• _THE RECORDS_
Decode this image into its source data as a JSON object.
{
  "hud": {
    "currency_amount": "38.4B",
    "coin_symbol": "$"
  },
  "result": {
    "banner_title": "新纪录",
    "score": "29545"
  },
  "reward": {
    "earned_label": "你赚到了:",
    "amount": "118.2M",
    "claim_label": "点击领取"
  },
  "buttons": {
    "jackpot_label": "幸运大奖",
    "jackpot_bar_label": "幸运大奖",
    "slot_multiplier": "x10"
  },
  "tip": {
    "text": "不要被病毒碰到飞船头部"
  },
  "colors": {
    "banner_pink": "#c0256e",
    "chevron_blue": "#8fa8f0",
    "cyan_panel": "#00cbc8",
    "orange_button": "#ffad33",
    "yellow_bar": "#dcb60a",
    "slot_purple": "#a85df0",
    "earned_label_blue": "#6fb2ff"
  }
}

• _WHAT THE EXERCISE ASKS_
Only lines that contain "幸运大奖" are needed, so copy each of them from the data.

• _FINAL ANSWER_
    "jackpot_label": "幸运大奖",
    "jackpot_bar_label": "幸运大奖",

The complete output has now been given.